Harrison points to the abduction and torture of journalist Keith Noyahr earlier this year as the time she discovered the Sri Lankan-based Free Media Movement, an organization dedicated to its titular cause.
She concludes her winning essay with these remarks:
"Media suppression and propaganda are making the people of the country confused and deceived. This leaves them scared and unable to act, allowing the Sri Lankan government and the LTTE to continue their prolonged war. The few lone pleas for help go unnoticed...Freedom of press provides information, it gives the people a voice and it allows them to unite. But, as Sri Lanka demonstrates, by guarding the press, governments are provided freedom of actions, allowing them to violate countless human rights in their determination to stamp out a long-standing insurrection."
The third prompt is on the much different topic and is really a moral question: What responsability does the US bear for helping to solve the Iraqi refugee crisis?
Shaheen Darr, also of London, said she wrote her essay to challenge a perception of immunity to the images of the war.
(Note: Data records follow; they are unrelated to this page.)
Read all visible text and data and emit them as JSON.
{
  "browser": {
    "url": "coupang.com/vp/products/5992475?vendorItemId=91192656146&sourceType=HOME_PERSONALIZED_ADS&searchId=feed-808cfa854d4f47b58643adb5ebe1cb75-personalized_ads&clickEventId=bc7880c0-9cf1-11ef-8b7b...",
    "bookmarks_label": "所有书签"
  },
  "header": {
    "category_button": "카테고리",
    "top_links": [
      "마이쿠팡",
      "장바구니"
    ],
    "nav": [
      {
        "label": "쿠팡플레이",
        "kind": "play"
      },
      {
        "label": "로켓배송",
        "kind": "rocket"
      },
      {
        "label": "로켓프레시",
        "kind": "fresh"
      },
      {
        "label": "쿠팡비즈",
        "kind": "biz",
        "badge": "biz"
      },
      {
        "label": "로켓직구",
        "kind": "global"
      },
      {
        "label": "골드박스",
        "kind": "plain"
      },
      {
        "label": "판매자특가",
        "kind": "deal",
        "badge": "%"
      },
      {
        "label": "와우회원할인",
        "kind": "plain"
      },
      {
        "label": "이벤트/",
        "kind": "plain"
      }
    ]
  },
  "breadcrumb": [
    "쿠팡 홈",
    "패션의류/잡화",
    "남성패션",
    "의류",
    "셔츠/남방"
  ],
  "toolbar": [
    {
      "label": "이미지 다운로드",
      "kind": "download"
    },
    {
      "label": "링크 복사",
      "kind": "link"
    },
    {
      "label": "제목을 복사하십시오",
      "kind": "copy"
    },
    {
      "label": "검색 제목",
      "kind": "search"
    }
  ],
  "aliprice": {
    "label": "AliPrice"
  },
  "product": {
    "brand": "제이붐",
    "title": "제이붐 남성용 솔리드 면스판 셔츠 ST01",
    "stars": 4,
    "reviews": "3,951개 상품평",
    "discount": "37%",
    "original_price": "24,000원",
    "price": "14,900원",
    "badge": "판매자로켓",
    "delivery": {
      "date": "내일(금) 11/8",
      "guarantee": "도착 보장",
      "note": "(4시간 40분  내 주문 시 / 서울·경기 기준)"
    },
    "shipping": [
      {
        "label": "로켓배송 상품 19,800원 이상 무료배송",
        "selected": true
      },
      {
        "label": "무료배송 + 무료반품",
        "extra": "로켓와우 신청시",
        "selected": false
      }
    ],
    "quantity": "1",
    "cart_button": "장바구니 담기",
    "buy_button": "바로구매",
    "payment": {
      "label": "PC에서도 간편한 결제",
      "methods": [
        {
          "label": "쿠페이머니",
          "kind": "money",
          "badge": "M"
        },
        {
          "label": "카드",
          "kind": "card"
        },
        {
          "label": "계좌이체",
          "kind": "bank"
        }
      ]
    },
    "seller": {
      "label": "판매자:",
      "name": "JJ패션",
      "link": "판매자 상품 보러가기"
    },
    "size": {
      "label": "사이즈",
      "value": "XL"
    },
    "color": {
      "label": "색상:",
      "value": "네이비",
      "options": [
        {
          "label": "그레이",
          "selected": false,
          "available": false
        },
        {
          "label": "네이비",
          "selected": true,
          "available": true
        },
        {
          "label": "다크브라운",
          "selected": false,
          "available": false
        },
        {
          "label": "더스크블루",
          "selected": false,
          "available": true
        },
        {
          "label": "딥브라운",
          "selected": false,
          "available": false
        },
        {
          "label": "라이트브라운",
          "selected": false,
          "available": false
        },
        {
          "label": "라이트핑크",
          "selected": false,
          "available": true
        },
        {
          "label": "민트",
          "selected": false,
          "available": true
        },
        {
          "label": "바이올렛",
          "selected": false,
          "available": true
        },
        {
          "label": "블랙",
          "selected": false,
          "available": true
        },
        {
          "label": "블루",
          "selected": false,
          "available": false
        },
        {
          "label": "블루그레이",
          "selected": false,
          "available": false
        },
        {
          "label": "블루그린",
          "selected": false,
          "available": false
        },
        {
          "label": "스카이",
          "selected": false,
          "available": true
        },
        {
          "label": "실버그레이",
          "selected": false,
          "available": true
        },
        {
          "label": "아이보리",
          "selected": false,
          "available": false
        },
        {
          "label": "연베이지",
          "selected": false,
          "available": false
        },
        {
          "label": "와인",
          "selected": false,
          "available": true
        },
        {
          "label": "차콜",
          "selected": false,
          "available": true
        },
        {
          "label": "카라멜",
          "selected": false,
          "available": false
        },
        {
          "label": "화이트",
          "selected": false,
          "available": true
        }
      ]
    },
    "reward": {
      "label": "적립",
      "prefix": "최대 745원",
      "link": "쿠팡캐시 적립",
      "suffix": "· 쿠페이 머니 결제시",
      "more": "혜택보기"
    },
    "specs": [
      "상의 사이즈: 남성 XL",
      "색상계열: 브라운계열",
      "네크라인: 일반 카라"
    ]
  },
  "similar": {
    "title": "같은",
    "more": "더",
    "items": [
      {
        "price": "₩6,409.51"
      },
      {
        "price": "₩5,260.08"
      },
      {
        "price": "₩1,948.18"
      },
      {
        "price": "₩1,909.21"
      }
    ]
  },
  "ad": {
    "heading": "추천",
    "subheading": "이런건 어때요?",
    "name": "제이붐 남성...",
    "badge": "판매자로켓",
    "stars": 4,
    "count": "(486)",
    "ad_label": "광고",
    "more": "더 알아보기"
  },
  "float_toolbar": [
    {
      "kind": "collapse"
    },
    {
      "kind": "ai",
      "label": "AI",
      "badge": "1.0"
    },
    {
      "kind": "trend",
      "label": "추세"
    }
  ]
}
Darr's argument begins by framing the conflict and quantifying the refugee crisis:
"...2.7 million Iraqis have been displaced within Iraq since the invasion. There has been no Iraqi governmental assistance given to compensate or resettle these people in any way. In addition nearly 2 million more Iraqis have been displaced into neighboring countries like Syria, Jordan and Lebanon with Syria taking the brunt of this influx."
She continues by outlining actual measure that could help mitigate the crisis and draws attention to the plight of many overwhelmed aid agencies.
"It is imperative for the Iraqi government to assist its displaced population and to make the Western powers aware of the extent of the problem...A statement was made by US Senators Edward Kennedy and Gordon Smith in that year about helping in the resettlement of Iraqi refugees especially those whose lives were in danger in Iraq. Funds to the value of $18million and aid would be given to assist the UNCHR in its efforts in controlling the situation."
For Darr, the responsibility of resolving this crisis lays with the US the UK and the Iraqi government.
"When we look back at the colonial history of Western powers like Britain steps were always taken to ensure the well being of the citizens of the colonised countries they invaded and ruled. The US too has a responsibility to do the same in the name of humanitarianism.